I've been looking for insert song title or phrase here and I can't seem to find it or any information about it anywhere, or there are simply too many links to look through. Do you have any answers?


Indeed yes I have an answer to what is my number one question overall, though obviously different in specifics. I have come to realize that many search engines don't openly advertise good search technique, something for which you have to mine a little further, usually by clicking on their Advanced Search link. This is the first place I would send those who aren't intimidated by that prospect. But there are easier solutions that apply to almost all search engines.

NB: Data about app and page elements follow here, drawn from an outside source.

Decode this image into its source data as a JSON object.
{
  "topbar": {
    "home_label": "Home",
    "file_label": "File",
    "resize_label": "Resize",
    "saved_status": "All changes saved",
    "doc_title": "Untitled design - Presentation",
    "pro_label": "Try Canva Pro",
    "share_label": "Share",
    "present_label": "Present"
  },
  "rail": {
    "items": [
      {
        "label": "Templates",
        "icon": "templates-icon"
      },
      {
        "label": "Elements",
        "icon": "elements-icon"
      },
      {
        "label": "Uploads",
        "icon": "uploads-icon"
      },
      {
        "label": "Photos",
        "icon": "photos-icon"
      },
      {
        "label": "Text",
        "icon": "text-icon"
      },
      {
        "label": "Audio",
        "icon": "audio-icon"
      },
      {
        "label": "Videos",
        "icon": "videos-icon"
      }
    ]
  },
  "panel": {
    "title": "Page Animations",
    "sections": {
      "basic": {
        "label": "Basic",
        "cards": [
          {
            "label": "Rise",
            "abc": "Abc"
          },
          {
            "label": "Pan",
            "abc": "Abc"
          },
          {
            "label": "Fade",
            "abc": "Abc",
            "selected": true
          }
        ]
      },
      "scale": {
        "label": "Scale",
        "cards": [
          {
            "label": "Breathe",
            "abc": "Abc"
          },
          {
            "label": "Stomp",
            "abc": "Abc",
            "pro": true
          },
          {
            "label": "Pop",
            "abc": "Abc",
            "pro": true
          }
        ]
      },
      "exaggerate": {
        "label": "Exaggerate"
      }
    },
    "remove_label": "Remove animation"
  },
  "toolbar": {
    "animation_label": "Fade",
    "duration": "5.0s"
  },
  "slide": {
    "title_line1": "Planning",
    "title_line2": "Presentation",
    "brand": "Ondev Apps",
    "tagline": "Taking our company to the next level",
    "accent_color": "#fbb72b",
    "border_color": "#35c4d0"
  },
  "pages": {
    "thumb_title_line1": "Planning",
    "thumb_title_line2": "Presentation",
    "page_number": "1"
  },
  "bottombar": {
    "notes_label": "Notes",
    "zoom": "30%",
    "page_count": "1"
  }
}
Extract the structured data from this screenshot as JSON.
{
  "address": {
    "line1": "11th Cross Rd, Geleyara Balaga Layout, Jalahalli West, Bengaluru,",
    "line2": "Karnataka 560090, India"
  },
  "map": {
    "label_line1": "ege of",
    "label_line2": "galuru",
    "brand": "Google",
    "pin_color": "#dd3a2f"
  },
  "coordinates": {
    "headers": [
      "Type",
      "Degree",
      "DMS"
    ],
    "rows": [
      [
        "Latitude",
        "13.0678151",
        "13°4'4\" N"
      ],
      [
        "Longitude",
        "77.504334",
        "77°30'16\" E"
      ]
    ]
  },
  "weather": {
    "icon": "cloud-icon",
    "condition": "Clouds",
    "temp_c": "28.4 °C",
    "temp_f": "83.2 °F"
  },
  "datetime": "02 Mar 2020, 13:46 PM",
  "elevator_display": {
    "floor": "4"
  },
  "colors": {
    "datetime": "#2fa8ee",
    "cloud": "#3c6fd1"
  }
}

Big Hint #1: What To Use. I tend to favor one search engine over all others, and that is Google at www.google.com. Their search algorithms are well designed, using the number of links to a particular site as part of their criteria, and their web moles tend to turn up more sites than most other engines have in their database, a daunting task at best. Compare it with other engines using the methods shown here. You'll be convinced.

Big Hint #2: Learn More About Phrasing Your Search. We will use For Me And My Gal as an example search. If you approach this search as most users do and just enter [ for me and my gal ] into the search text box you will get more sites than you know what to do with, while the ones you really want are buried in that list. Why? Because most search engines are designed to locate sites that have ALL of those words SOMEWHERE on a page. A few engines search for ALL sites that have ANY of those words. Thankfully, most of them will ignore and, the, is and similar words, cutting down the repetition and search time somewhat. So how do you search on a phrase? USE DOUBLE QUOTATION MARKS (ex. "this is a phrase"). If you enter the following phrase as shown into most search engines, they will search for that exact phrase, not just the words anywhere in a page. They will also force the search for a specific word spelling instead of multiple variations on that word. Try [  "for me and my gal" ]. That should cut down your hits by a great deal. But we can do even better.

Big Hint #3: Use Keywords. That is nowhere near as difficult as it sounds, and it will narrow your searches down amazingly. What to use? If you know a composer/lyricists last name, just add them to the search string (outside of the phrase quotes). If you don't have those details, just add the word composer. You'll get more relevant information that way. If you are looking for a MIDI file or MP3, just add one of those words to the end of the string. If you want lyrics, tack on lyrics. A very narrow search (compared to our first attempt) would look like this: [  "for me and my gal" composer lyrics MIDI ]. The results of some Google searches are shown below.

[  for me and my gal ] yielded around 58,700,000 hits (for and and are typically not included in this search).

"for me and my gal" ] yielded around 253,000 hits.

"for me and my gal" composer ] yielded around 13,900 hits.

"for me and my gal" composer lyrics ] yielded around 7170 hits.

"for me and my gal" "composer" "lyrics" "MIDI" ] yielded around 1780 hits, from which this site and this page are readily located. Note that all of the words are directly forced through the use of double quotation marks.

Survey results taken on the Google links above on July 1, 2015. Your mileage may vary.

Big Hint #4: Use Inclusions and Exclusions. This is a little more advanced, but it has its place on many engines and it not too confusing. To explicitly include something so it has to be in a page (implied in most searches) you can add a plus (+) in front of it. To explicitly exclude an item to narrow down searches you can add a minus (-) in front of it. An example would be as follows:
[  +"for me and my gal" -"judy garland" ].

Big Hint #5: Search for alternate terms all at once. This is a bit advanced, but is a staple of programming that works on most engines. Use upper case OR between multiple phrases or words within parenthesis to search for one or the other term to locate sites using either. Upper case AND would work the same as the plus sign, and is usually the default behavior on a search engine, but it can also be used. If OR/AND is not upper case, it will be included as a search term rather than a search operator. An example would be as follows:
[  "for me and my gal" dvd ("judy garland" OR "gene kelly") ].

Happy Searching.